_What to produce_
What you return must be the lines of the data that hold the word "label".

====== The input ======

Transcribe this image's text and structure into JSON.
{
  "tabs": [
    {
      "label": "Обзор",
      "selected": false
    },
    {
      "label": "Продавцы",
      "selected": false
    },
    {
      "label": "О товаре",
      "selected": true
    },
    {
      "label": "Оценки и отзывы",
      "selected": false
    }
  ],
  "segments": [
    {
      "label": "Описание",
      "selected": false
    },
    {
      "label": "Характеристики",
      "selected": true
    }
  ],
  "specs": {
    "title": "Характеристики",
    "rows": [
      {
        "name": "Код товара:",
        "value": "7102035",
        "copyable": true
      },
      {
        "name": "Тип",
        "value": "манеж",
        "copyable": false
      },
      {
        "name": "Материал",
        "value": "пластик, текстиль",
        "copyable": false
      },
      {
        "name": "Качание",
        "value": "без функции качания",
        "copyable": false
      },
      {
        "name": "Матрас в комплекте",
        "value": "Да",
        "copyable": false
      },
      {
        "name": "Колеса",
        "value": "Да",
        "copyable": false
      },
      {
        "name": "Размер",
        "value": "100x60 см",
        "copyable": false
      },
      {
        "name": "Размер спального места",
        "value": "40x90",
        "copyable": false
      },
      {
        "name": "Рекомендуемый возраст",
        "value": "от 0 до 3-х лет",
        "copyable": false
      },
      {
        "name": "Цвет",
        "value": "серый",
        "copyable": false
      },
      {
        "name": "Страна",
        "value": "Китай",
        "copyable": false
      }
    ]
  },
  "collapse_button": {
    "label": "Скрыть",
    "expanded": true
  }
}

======

_Output for this task_
      "label": "Обзор",
      "label": "Продавцы",
      "label": "О товаре",
      "label": "Оценки и отзывы",
      "label": "Описание",
      "label": "Характеристики",
    "label": "Скрыть",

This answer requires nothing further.